On June 14, Argentina's Supreme Court overturned two amnesty laws that protected the military perpetrators of thousands of kidnappings, tortures and murders three decades earlier, during Argentina's Dirty War against leftist guerrillas.
In a country where the capital is known for its writers and often is likened to Paris, right-wing military squads kidnapped and murdered from 13,000 to 30,000 civilians, the great majority of whom were not linked to the guerrillas. Thousands were tortured and flung into the sea. Often their small children were kidnapped, as well, and given to military families to raise.
When Argentina's dictatorship collapsed after a thunderous defeat in the Falkland Islands, Raúl Alfonsín, the first elected president after the Dirty War ended, made efforts to stitch democracy together. He became the first elected leader outside of Germany to convict ex-military leaders of wartime atrocities. He made Argentina the first country in Latin America to document those abuses with a Truth Commission.

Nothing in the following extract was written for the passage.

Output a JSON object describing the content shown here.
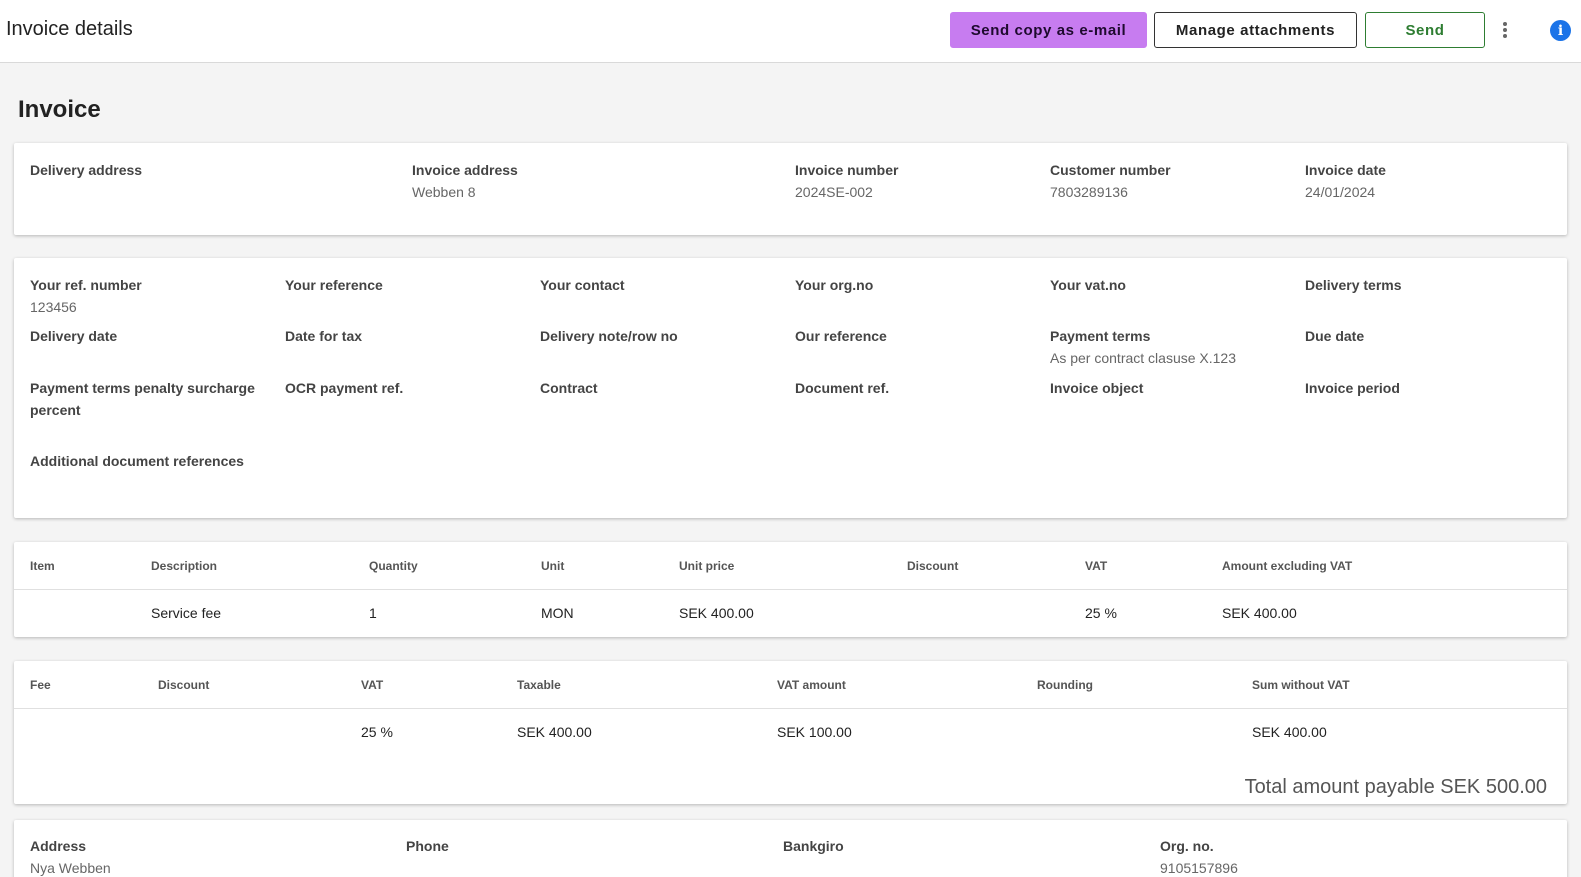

But the military twice threatened to depose Alfonsín in coups. To preserve his government, he agreed to two amnesty laws shielding low-level soldiers from prosecution for wartime abuses. Alfonsín's successor, Carlos Menem, then promptly pardoned all the military chiefs the amnesty exempted.
But no matter how many years passed, the Mothers of the Plaza de Mayo continued to march in Buenos Aires' main public space, demanding an accounting for their missing children. They symbolized what tens of thousands of Argentines already knew: When murder is not followed by justice, time's passage has no effect. The Supreme Court acknowledged that reality finally last month.
One day after the court's ruling, another group demanded still more accountability. The call came from none other than Argentina's military leaders — who want the court to also revoke the pardons of the 400 officers who masterminded abuses.
"The legacy of what happened in the 1970s can only be put to rest by the justice system," army commanding Gen. Roberto Bendini told Inter Press news service. Former army commanding Gen. Martin Balza agreed. Revoking the pardons, he said, "is the only step that is still lacking in order to eliminate impunity once and for all."
In Argentina, as in other cultures maimed by injustice, time hasn't erased memory. Even those Argentines who did not lose loved ones by now have internalized their country's history — one in which the state could victimize its citizens and wrongdoers go free.
One by one, Argentina's government, Supreme Court and military have all recognized the institutional damage wrought by ignoring state crimes. Argentina should be encouraged to prosecute and punish the perpetrators. Other countries should take note: As in Mississippi, where the man who orchestrated the slaying of three civil rights workers in 1964 was only recently convicted, the shadow of unpunished abuse does not easily fade over time.